Mindful Leadership – Being Calm in the Storm
By Arvin Patel, EVP and Chief Intellectual Property Officer, TiVo
Mindfulness is a passion of mine; I practice meditation in my personal life, and I use the principles of mindful leadership to help me be a better executive at work. “Mindfulness” has become a popular buzzword in recent years, but what does it really mean? How can mindful leadership help make your workplace more harmonious and productive? In general: mindful leadership is a way for leaders to manage their stress and improve their self-awareness and emotional wellness, in a way that sets a mindful tone and creates positive energy throughout the organization. Recent studies have found that when leaders manage their stress and reduce their anxiety, employees are more likely to be engaged and happy at work. Leaders set the tone for the entire organization; if leaders are constantly frazzled and stressed-out, they are less likely to be effective leaders who inspire the best performance of the people around them.
There is no one “right way” to practice mindful leadership, but I have discovered a few key fundamentals of mindful leadership that can help you stay centered and calm, reduce your stress and improve your focus…and inculcate these same values in the people around you at work.
Here are a few of my favorite practices for mindful leadership.

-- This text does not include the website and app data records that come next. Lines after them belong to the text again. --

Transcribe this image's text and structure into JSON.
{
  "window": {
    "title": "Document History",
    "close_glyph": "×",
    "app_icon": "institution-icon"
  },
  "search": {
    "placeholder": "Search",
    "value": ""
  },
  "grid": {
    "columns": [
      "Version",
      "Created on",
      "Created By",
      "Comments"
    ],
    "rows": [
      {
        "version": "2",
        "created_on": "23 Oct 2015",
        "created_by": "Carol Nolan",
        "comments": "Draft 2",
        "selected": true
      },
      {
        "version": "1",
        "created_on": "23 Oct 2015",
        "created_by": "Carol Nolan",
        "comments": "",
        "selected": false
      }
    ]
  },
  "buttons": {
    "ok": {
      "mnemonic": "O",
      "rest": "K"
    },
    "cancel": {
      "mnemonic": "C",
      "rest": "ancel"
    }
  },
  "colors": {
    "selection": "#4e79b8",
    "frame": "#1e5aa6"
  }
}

Create a Calmer, Healthier Work Environment
There are several strategies for mindful leaders to create mindful work environments – such as by reducing interruptions for your team, encouraging everyone to stretch and go for walks throughout the day, or even giving your people access to mindfulness apps so they can develop their own meditation skills. Along with looking at your own mindset and leadership style, pay attention to how your people are working and think creatively about what needs to change in your work environment or workplace culture. Are you doing enough to encourage collaboration and support people’s emotional wellness? The new wave of the future is for managers to be less like “bosses” and more like supportive coaches. If you can develop more of a mindful, soft skills-oriented work culture, your work environment will reflect that same sense of calm.
Be Open to the Moment
Being mindful as a meditative practice is all about learning to live within the moment. Instead of regretting the past, anticipating the future, or fretting about things left undone or worrying about what might come to pass, mindfulness lets us breathe, relax, and accept what is already happening right now. In the same way, mindful leadership helps us to be level-headed and calm, even in the face of stressful events, disappointments, or disasters. Instead of freaking out or overreacting to bad results or a bad moment at work, mindful leaders are able to separate themselves from a particular event, and look at the situation dispassionately. We’ve all had those bosses who, even in mundane situations, were constantly yelling, overreacting, panicking, or acting like the building was on fire. It’s better to be a mindful leader who can take bad news in stride. You can often make better decisions with a deep breath and a calm perspective.
Mindfulness helps us be more empathetic and feel more intimately connected to other living beings – especially to the other living beings that we work with! Compassion is an underrated skill of mindful leaders. Research shows that simple kindness from leaders at work can help people feel happier, more appreciated, more connected, and more creative. Showing your people that you care about them and that you are genuinely trying to connect with them and support them in their growth will help to build trust among your team, improve productivity, and increase retention of top talent.
Mindfulness is not just about reducing anxiety and managing stress; it’s about being an eager learner and unlocking a greater sense of wonder for everyday life. Curiosity is an essential element of mindful leadership, because it helps you be more inquisitive, more creative, more eager to push the limits and innovate, and more sociable and communicative. People like to work for leaders who are genuinely interested in what they’re up to, who are not locked up inside their own heads all the time. As you’re making the rounds and talking with your team throughout the day, having an attitude of curiosity will help you connect and build better relationships with people. The most mindful leaders don’t claim to know everything; they are humble about all the vastness of the world that is beyond their expertise – and they’re eager to learn more. Staying calm and centered with mindfulness can help you find the mental energy to be more curious and keep learning, more than ever.
Disappointments and failures are part of life, and this is especially true for our lives at work. Mindfulness is not a “superpower” that makes you invincible to destruction; but it can help you bounce back from failure, and overcome difficulties. Mindfulness helps leaders maintain perspective. It helps them take a step back and focus on the big picture. It helps them maintain a well-informed sense of optimism in the face of challenges. The same sort of meditative calm that can come from a personal mindfulness practice — accepting what is happening in the moment, being patient, evaluating options with a clear mind — can also help to chart a better course for a team or an organization.
Mindfulness is not a magic solution and it doesn’t happen overnight. But I’ve found that by making a few simple choices in the way I approach problems in everyday life, by trying harder to exercise discipline over my own emotions and mindsets, and by making extra effort to connect with people with compassion and curiosity, I can bring the best aspects of mindfulness to my leadership at work. I hope the same will be true for you!